About Captivity Narratives
A genre of American literature has been the Indian captivity narrative. In these stories, it's usually women who are kidnapped and held captive by American Indians. And the women who are taken captive are white women -- women of European descent.
These captivity narratives are part of the culture's definition of what a "proper woman" should be and do. Women in these narratives are not treated as women "should" be -- they often see the violent deaths of husbands, brothers and children. The women also are unable to fulfill "normal" women's roles: unable to protect their own children, unable to dress neatly and cleanly or in the "proper" garments, unable to restrict their sexual activity to marriage to the "appropriate" kind of man. They are forced into roles unusual for women, including violence in their own defense or that of children, physical challenges such as long journeys by foot, or trickery of their captors. Even the fact that they publish stories of their lives is stepping outside "normal" women's behavior!

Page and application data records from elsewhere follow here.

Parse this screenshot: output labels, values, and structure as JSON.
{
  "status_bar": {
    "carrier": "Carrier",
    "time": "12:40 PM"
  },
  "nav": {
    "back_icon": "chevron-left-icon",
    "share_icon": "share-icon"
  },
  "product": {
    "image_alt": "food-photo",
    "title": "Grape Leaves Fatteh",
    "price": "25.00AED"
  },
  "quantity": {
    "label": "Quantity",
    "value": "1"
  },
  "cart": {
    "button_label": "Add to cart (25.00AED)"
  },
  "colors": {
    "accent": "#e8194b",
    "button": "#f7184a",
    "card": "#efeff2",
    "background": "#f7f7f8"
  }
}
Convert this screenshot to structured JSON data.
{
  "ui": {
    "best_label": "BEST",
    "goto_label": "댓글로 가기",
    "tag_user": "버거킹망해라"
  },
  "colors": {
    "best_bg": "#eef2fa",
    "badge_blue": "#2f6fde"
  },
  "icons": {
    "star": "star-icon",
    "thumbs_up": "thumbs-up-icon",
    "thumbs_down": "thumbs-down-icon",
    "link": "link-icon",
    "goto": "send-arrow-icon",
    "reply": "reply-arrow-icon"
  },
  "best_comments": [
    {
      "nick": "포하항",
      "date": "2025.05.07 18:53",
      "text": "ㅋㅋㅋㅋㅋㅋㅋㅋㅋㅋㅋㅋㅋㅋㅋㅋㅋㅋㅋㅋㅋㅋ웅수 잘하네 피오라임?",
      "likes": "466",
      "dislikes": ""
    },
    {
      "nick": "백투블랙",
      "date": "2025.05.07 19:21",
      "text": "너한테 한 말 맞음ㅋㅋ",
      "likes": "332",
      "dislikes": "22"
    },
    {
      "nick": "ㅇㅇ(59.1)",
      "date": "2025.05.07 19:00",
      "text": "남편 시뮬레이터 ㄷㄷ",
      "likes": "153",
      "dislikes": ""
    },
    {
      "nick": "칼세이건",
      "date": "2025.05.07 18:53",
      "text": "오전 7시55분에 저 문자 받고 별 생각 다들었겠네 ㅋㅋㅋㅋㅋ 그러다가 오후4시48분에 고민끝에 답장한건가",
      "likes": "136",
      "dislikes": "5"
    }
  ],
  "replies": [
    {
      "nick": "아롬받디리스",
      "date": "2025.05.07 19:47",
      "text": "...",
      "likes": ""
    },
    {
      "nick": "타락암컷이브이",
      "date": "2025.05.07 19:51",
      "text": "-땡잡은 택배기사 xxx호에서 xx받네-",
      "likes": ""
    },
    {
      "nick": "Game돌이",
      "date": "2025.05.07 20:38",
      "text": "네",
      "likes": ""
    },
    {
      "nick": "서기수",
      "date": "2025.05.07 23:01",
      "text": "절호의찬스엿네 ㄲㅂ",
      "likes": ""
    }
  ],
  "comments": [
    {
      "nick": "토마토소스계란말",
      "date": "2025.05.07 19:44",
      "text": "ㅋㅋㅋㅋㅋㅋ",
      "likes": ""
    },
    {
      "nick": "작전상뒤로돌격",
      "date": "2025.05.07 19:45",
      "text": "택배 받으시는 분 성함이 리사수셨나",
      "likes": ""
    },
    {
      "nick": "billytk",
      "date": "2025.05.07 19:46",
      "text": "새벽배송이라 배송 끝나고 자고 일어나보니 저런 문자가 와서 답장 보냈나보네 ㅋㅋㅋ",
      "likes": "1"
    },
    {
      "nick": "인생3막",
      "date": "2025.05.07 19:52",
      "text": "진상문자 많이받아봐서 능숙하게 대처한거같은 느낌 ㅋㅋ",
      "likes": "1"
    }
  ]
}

The captivity stories also perpetuate stereotypes of Indians and settlers, and were part of the on-going conflict between these groups as the settlers moved westward. In a society in which men are expected to be the protectors of women, the kidnapping of women is viewed as an attack on and affront of the males in the society, as well. The stories serve thus as a call for retaliation as well as for caution in relating to these "dangerous" natives. Sometimes the narratives also challenge some of the racial stereotypes. By depicting the captors as individuals, often as people who also face troubles and challenges, the captors are also made more human. In either case, these Indian captive narratives serve a directly political purpose, and can be seen as a kind of political propaganda.
The captivity narratives also usually refer to the religious contrast between the Christian captive and the pagan Indians. Mary Rowlandson's captivity story, for instance, was published in 1682 with a subtitle that included her name as "Mrs. Mary Rowlandson, a Minister's Wife in New England." That edition also included "A Sermon on the Possibility of God's Forsaking a People that have been near and dear to him, Preached by Mr. Joseph Rowlandson, Husband to the said Mrs. Rowlandson, It being his Last Sermon." The captivity narratives served to define piety and women's proper devotion to their religion, and to give a religious message about the value of faith in times of adversity. (After all, if these women could maintain their faith in such extreme circumstances, shouldn't the reader maintain her or his faith in less challenging times?)
Indian captivity narratives can also be seen as part of a long history of sensational literature. Women are depicted outside their normal roles, creating surprise and even shock. There are hints or more of improper sexual treatment -- forced marriage or rape. Violence and sex -- then and now, a combination that sells books. Many novelists took up these themes of "life among the heathens."
Slave narratives share some of the characteristics of Indian captivity narratives: defining and challenging women's proper roles and racial stereotypes, serving as political propaganda (often for abolitionist sentiments with some ideas of women's rights), and selling books through shock value, violence and hints of sexual misconduct.
Captivity narratives have been of special interest to postmodern literary and cultural analysis, looking at key issues:
- gender and culture
- narratives versus objective truth